One of the puzzling lacunae in Sylvester's criticism of the 50s and early 60s is the lack of references to Richard Hamilton. For one thing, Hamilton was one of the first artists Sylvester met on the West End drinking circle which provided him with so much of his education:
'We met in 1941, when I was seventeen and he was nineteen and, having done two years at the Royal Academy Schools, was working as a jig and tool draughtsman [...] The place where we met was not one of those Soho pubs- known as the Swiss and the French- which a lot of artists used at the time but a nearby club, the Nightlight, located in a basement in Little Newport Street, which stocked sloe gin and had cabaret in which performers such as Vida Hope and Peter Ustinov appeared. Richard was often there, accompanied by an older woman called Inge [Osterly] who looked every inch an Inge. They invited me one evening to a flat off Baker Street and Richard showed me a portfolio of etchings [...]'
This passage is taken from the long introduction which Sylvester wrote for the major Hamilton exhibition at the d'Offay gallery in 1991, but after that early acquaintance, he features little during Sylvester's work in the 1950s. And it's not as if they weren't moving in the same circles- both were closely affiliated with the ICA in the early fifties. Sylvester was on the exhibitions committee before resigning in 1952, later claiming it was because the meetings were so boring. He also helped organise exhibitions there such as 1952's 'Recent Trends in Realist Painting'. Indeed, four works by Hamilton were included in the 1953 ICA exhibition 'Young Painters' for which Sylvester was on the hanging committee and wrote the introduction.
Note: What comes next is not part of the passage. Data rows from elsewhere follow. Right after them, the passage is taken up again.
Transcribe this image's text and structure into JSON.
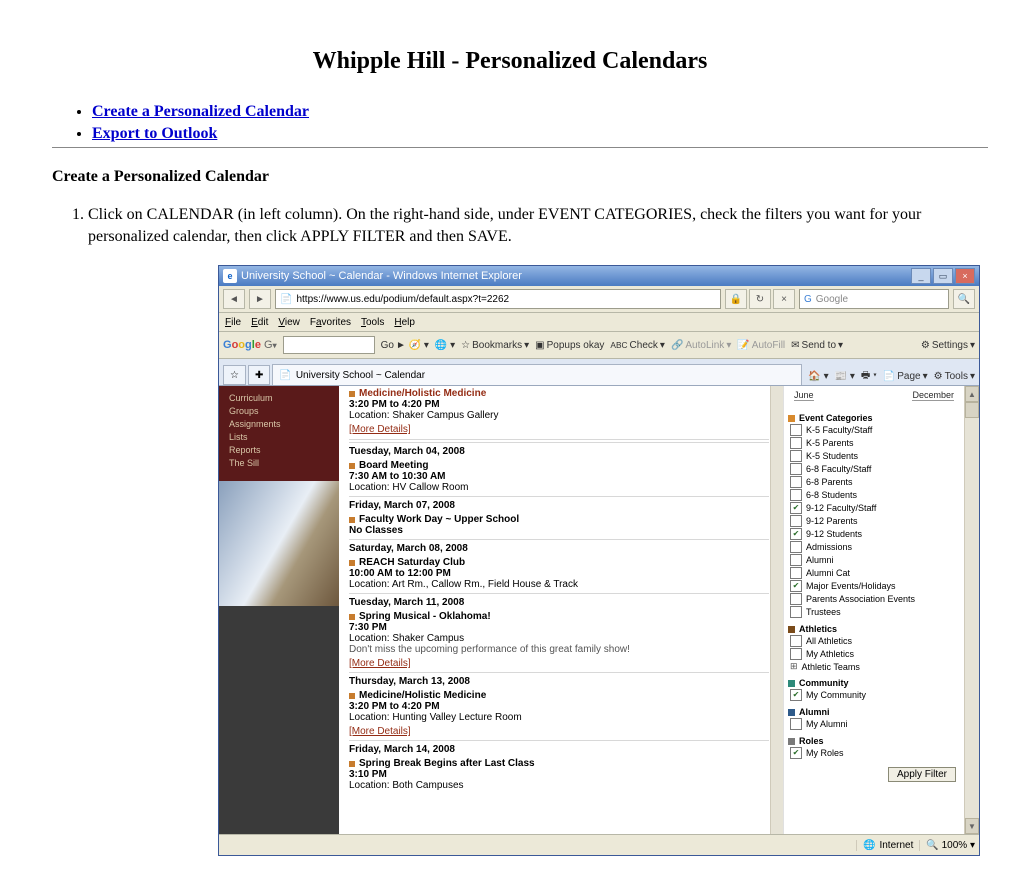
{
  "doc": {
    "title": "Whipple Hill - Personalized Calendars",
    "toc": {
      "create": "Create a Personalized Calendar",
      "export": "Export to Outlook"
    },
    "section1": {
      "heading": "Create a Personalized Calendar",
      "step1": "Click on CALENDAR (in left column). On the right-hand side, under EVENT CATEGORIES, check the filters you want for your personalized calendar, then click APPLY FILTER and then SAVE."
    }
  },
  "ie": {
    "title": "University School ~ Calendar - Windows Internet Explorer",
    "url": "https://www.us.edu/podium/default.aspx?t=2262",
    "search_placeholder": "Google",
    "menus": {
      "file": "File",
      "edit": "Edit",
      "view": "View",
      "fav": "Favorites",
      "tools": "Tools",
      "help": "Help"
    },
    "gt": {
      "logo": "Google",
      "go": "Go",
      "bookmarks": "Bookmarks",
      "popups": "Popups okay",
      "check": "Check",
      "autolink": "AutoLink",
      "autofill": "AutoFill",
      "sendto": "Send to",
      "settings": "Settings"
    },
    "tab": "University School ~ Calendar",
    "tabtools": {
      "home": "",
      "feed": "",
      "print": "",
      "page": "Page",
      "tools": "Tools"
    },
    "status": {
      "internet": "Internet",
      "zoom": "100%"
    }
  },
  "sidebar": {
    "items": [
      "Curriculum",
      "Groups",
      "Assignments",
      "Lists",
      "Reports",
      "The Sill"
    ]
  },
  "events": {
    "first": {
      "title": "Medicine/Holistic Medicine",
      "time": "3:20 PM to 4:20 PM",
      "loc": "Location: Shaker Campus Gallery",
      "more": "[More Details]"
    },
    "days": [
      {
        "date": "Tuesday, March 04, 2008",
        "items": [
          {
            "title": "Board Meeting",
            "time": "7:30 AM to 10:30 AM",
            "loc": "Location: HV Callow Room"
          }
        ]
      },
      {
        "date": "Friday, March 07, 2008",
        "items": [
          {
            "title": "Faculty Work Day ~ Upper School",
            "time": "No Classes",
            "loc": ""
          }
        ]
      },
      {
        "date": "Saturday, March 08, 2008",
        "items": [
          {
            "title": "REACH Saturday Club",
            "time": "10:00 AM to 12:00 PM",
            "loc": "Location: Art Rm., Callow Rm., Field House & Track"
          }
        ]
      },
      {
        "date": "Tuesday, March 11, 2008",
        "items": [
          {
            "title": "Spring Musical - Oklahoma!",
            "time": "7:30 PM",
            "loc": "Location: Shaker Campus",
            "desc": "Don't miss the upcoming performance of this great family show!",
            "more": "[More Details]"
          }
        ]
      },
      {
        "date": "Thursday, March 13, 2008",
        "items": [
          {
            "title": "Medicine/Holistic Medicine",
            "time": "3:20 PM to 4:20 PM",
            "loc": "Location: Hunting Valley Lecture Room",
            "more": "[More Details]"
          }
        ]
      },
      {
        "date": "Friday, March 14, 2008",
        "items": [
          {
            "title": "Spring Break Begins after Last Class",
            "time": "3:10 PM",
            "loc": "Location: Both Campuses"
          }
        ]
      }
    ]
  },
  "rightpanel": {
    "months": {
      "left": "June",
      "right": "December"
    },
    "groups": [
      {
        "name": "Event Categories",
        "color": "orange",
        "items": [
          {
            "label": "K-5 Faculty/Staff",
            "checked": false
          },
          {
            "label": "K-5 Parents",
            "checked": false
          },
          {
            "label": "K-5 Students",
            "checked": false
          },
          {
            "label": "6-8 Faculty/Staff",
            "checked": false
          },
          {
            "label": "6-8 Parents",
            "checked": false
          },
          {
            "label": "6-8 Students",
            "checked": false
          },
          {
            "label": "9-12 Faculty/Staff",
            "checked": true
          },
          {
            "label": "9-12 Parents",
            "checked": false
          },
          {
            "label": "9-12 Students",
            "checked": true
          },
          {
            "label": "Admissions",
            "checked": false
          },
          {
            "label": "Alumni",
            "checked": false
          },
          {
            "label": "Alumni Cat",
            "checked": false
          },
          {
            "label": "Major Events/Holidays",
            "checked": true
          },
          {
            "label": "Parents Association Events",
            "checked": false
          },
          {
            "label": "Trustees",
            "checked": false
          }
        ]
      },
      {
        "name": "Athletics",
        "color": "brown",
        "items": [
          {
            "label": "All Athletics",
            "checked": false
          },
          {
            "label": "My Athletics",
            "checked": false
          },
          {
            "label": "Athletic Teams",
            "checked": false,
            "icon": "plus"
          }
        ]
      },
      {
        "name": "Community",
        "color": "teal",
        "items": [
          {
            "label": "My Community",
            "checked": true
          }
        ]
      },
      {
        "name": "Alumni",
        "color": "blue",
        "items": [
          {
            "label": "My Alumni",
            "checked": false
          }
        ]
      },
      {
        "name": "Roles",
        "color": "grey",
        "items": [
          {
            "label": "My Roles",
            "checked": true
          }
        ]
      }
    ],
    "apply": "Apply Filter"
  }
}
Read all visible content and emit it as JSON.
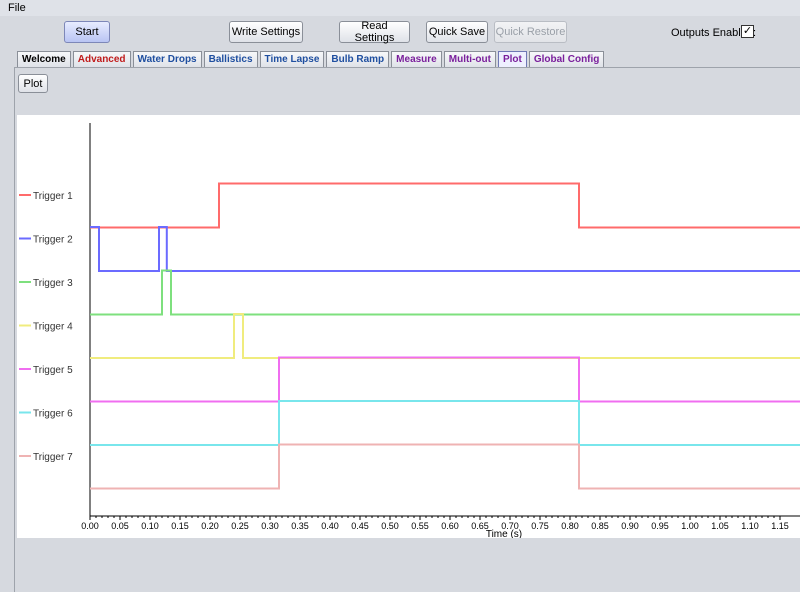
{
  "menu": {
    "file_label": "File"
  },
  "toolbar": {
    "start": "Start",
    "write_settings": "Write Settings",
    "read_settings": "Read Settings",
    "quick_save": "Quick Save",
    "quick_restore": "Quick Restore",
    "outputs_enabled_label": "Outputs Enabled:",
    "outputs_enabled": true
  },
  "tabs": [
    {
      "label": "Welcome",
      "color": "#000000"
    },
    {
      "label": "Advanced",
      "color": "#c01b1b"
    },
    {
      "label": "Water Drops",
      "color": "#1f4fa0"
    },
    {
      "label": "Ballistics",
      "color": "#1f4fa0"
    },
    {
      "label": "Time Lapse",
      "color": "#1f4fa0"
    },
    {
      "label": "Bulb Ramp",
      "color": "#1f4fa0"
    },
    {
      "label": "Measure",
      "color": "#7a1f9c"
    },
    {
      "label": "Multi-out",
      "color": "#7a1f9c"
    },
    {
      "label": "Plot",
      "color": "#7a1f9c",
      "active": true
    },
    {
      "label": "Global Config",
      "color": "#7a1f9c"
    }
  ],
  "plot_button": "Plot",
  "chart_data": {
    "type": "line",
    "xlabel": "Time (s)",
    "xlim": [
      0,
      1.18
    ],
    "xticks": [
      "0.00",
      "0.05",
      "0.10",
      "0.15",
      "0.20",
      "0.25",
      "0.30",
      "0.35",
      "0.40",
      "0.45",
      "0.50",
      "0.55",
      "0.60",
      "0.65",
      "0.70",
      "0.75",
      "0.80",
      "0.85",
      "0.90",
      "0.95",
      "1.00",
      "1.05",
      "1.10",
      "1.15"
    ],
    "series": [
      {
        "name": "Trigger 1",
        "color": "#ff6b6b",
        "pulses": [
          [
            0.215,
            0.815
          ]
        ]
      },
      {
        "name": "Trigger 2",
        "color": "#6b6bff",
        "pulses": [
          [
            0.0,
            0.015
          ],
          [
            0.115,
            0.128
          ]
        ]
      },
      {
        "name": "Trigger 3",
        "color": "#7ee07e",
        "pulses": [
          [
            0.12,
            0.135
          ]
        ]
      },
      {
        "name": "Trigger 4",
        "color": "#f0ec7e",
        "pulses": [
          [
            0.24,
            0.255
          ]
        ]
      },
      {
        "name": "Trigger 5",
        "color": "#f06ef0",
        "pulses": [
          [
            0.315,
            0.815
          ]
        ]
      },
      {
        "name": "Trigger 6",
        "color": "#79e6ec",
        "pulses": [
          [
            0.315,
            0.815
          ]
        ]
      },
      {
        "name": "Trigger 7",
        "color": "#efb3b3",
        "pulses": [
          [
            0.315,
            0.815
          ]
        ]
      }
    ]
  }
}
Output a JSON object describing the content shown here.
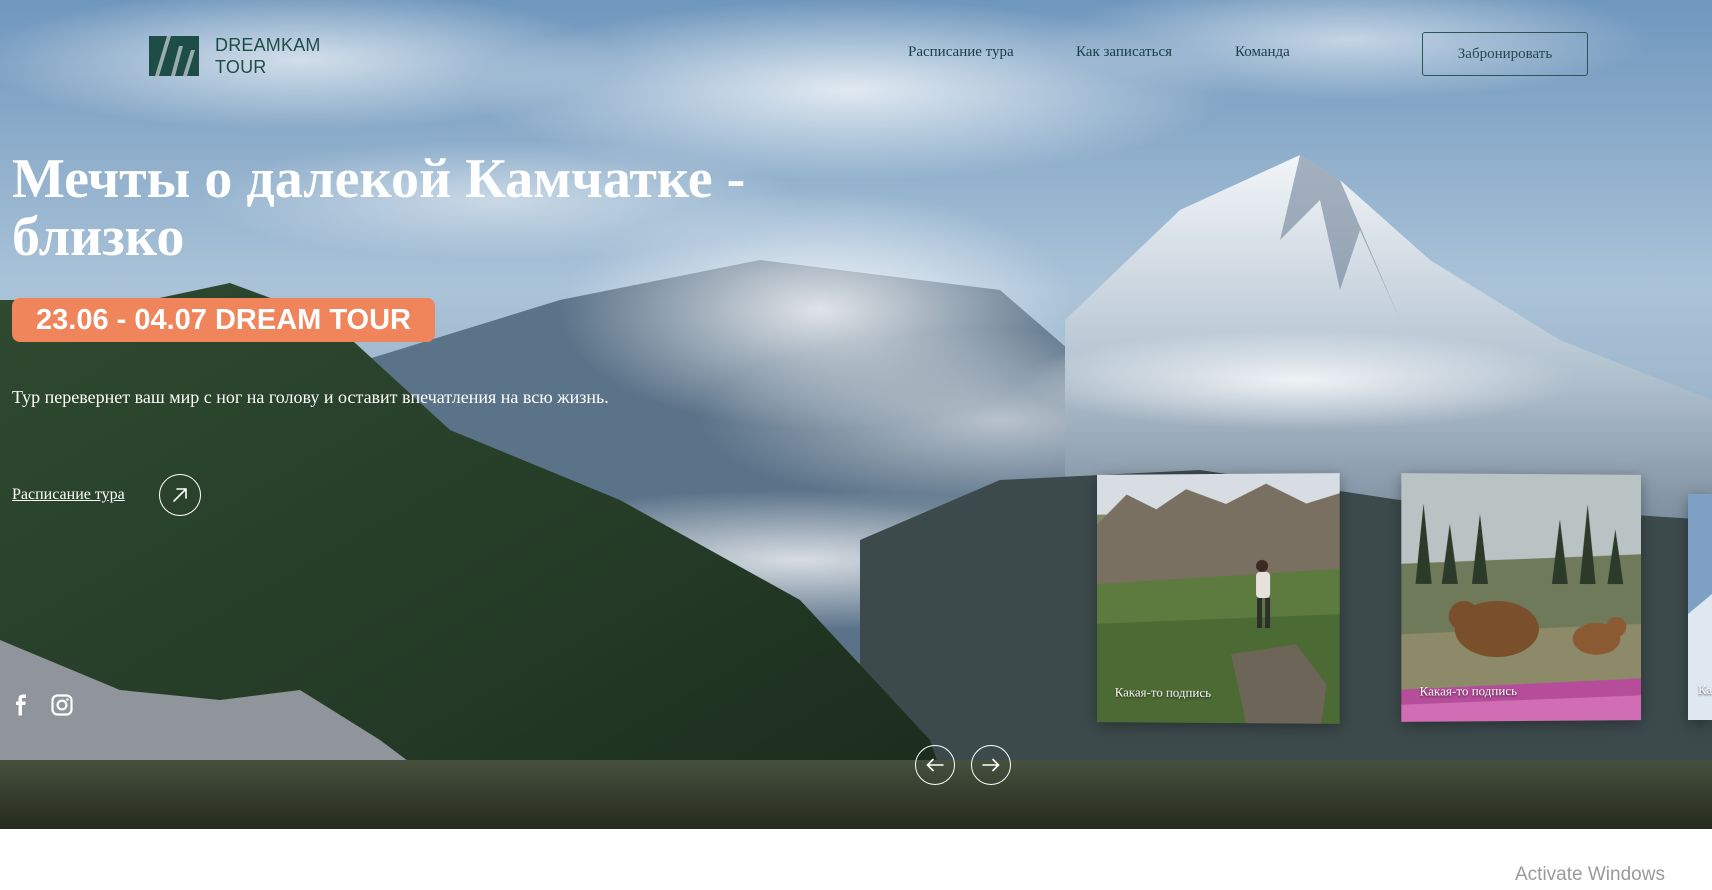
{
  "brand": {
    "line1": "DREAMKAM",
    "line2": "TOUR",
    "color": "#1e4d47"
  },
  "nav": {
    "items": [
      "Расписание тура",
      "Как записаться",
      "Команда"
    ],
    "book_label": "Забронировать"
  },
  "hero": {
    "title": "Мечты о далекой Камчатке - близко",
    "badge": "23.06 - 04.07 DREAM TOUR",
    "badge_color": "#f0845a",
    "subtitle": "Тур перевернет ваш мир с ног на голову и оставит впечатления на всю жизнь.",
    "schedule_link": "Расписание тура"
  },
  "social": {
    "icons": [
      "facebook-icon",
      "instagram-icon"
    ]
  },
  "carousel": {
    "cards": [
      {
        "caption": "Какая-то подпись",
        "image": "hiker-on-rock-photo"
      },
      {
        "caption": "Какая-то подпись",
        "image": "bears-photo"
      },
      {
        "caption": "Ка",
        "image": "snow-photo"
      }
    ],
    "prev_icon": "arrow-left-icon",
    "next_icon": "arrow-right-icon"
  },
  "watermark": "Activate Windows"
}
But after that there is very little. Sylvester didn't review most of the key exhibitions Hamilton was involved with in the 1950s, such as 'Growth and Form' and 'Man, Machine and Motion' (which he recalled as 'remarkable' in the d'Offay text). He did comment upon another celebrated ICA exhibition, 'Parallel of Life and Art' at the time, but criticised the 'inconsequentiality' of the display, and described it as 'an exhibition whose meaning and purpose seem as obscure and muddled as its title'. This and other more indirect comments scattered throughout his criticism in that decade show a wariness about the Independent Group's approach to mass-media and new forms of exhibition making.
In an article about artist's statements in 1961, Hamilton was singled out (alongside Auerbach and Denny) as demonstrating in their writings 'that artists get their information not from reading books but from conversations in bars. Most of them write, that is to say, with an embarrassing lack of historical perspective' (Hamilton was taken to task for claiming 'affirmation propounded as an avante [sic] garde aesthetic is rare').
Sylvester did review one of Hamilton's 50s exhibitions at length, 'an Exhibit' (recently revived again upstairs at the ICA), which he wrote about enthusiastically in a review 'which I think I wrote for the New Statesman' which was not published at the time (I wish I knew why) but which appeared in Modern Painters following the death of Victor Pasmore in 1998, as a tribute to the artist (I wrote a little more about that review here. But then the 'kind of earthly paradise' of 'an Exhibit' was an entirely different proposition to 'This is Tomorrow' or 'Man, Machine and Motion'. Sylvester's affirmation for this most classical of Hamilton's ventures only reinforces, perhaps his distance from most Independent Group projects at the time.
But I'm not trying to show that Sylvester was slow to catch onto Hamilton. Rather, without having done the necessary research, I'm pondering how visible Hamilton's own work was at the time. Without a one-man show to his name between 1955 and 1964 (when he showed the 'tabular paintings' as a group at the Hanover Gallery), I wonder how widely-known his work was outside the IG (and of course Hamilton and his associates were prolific writers anyway). Sylvester at least illustrated Hamilton's work and described him as a 'committedly Pop artist' in his well-known Sunday Times Magazine article 'Art in a Coke Climate' in 1964, but even there, he receives no further comment in an article dominated by artists such as Lichtenstein and Johns. In the long bibliography in the catalogue for the recent Tate Modern show, hardly anything before 1964 is listed, apart from writing by Independent Group associates. My idle question is simply whether Sylvester's silence on Hamilton at the time was one of active avoidance or simply, as with Lucian Freud during the same period, part of a critical consensus.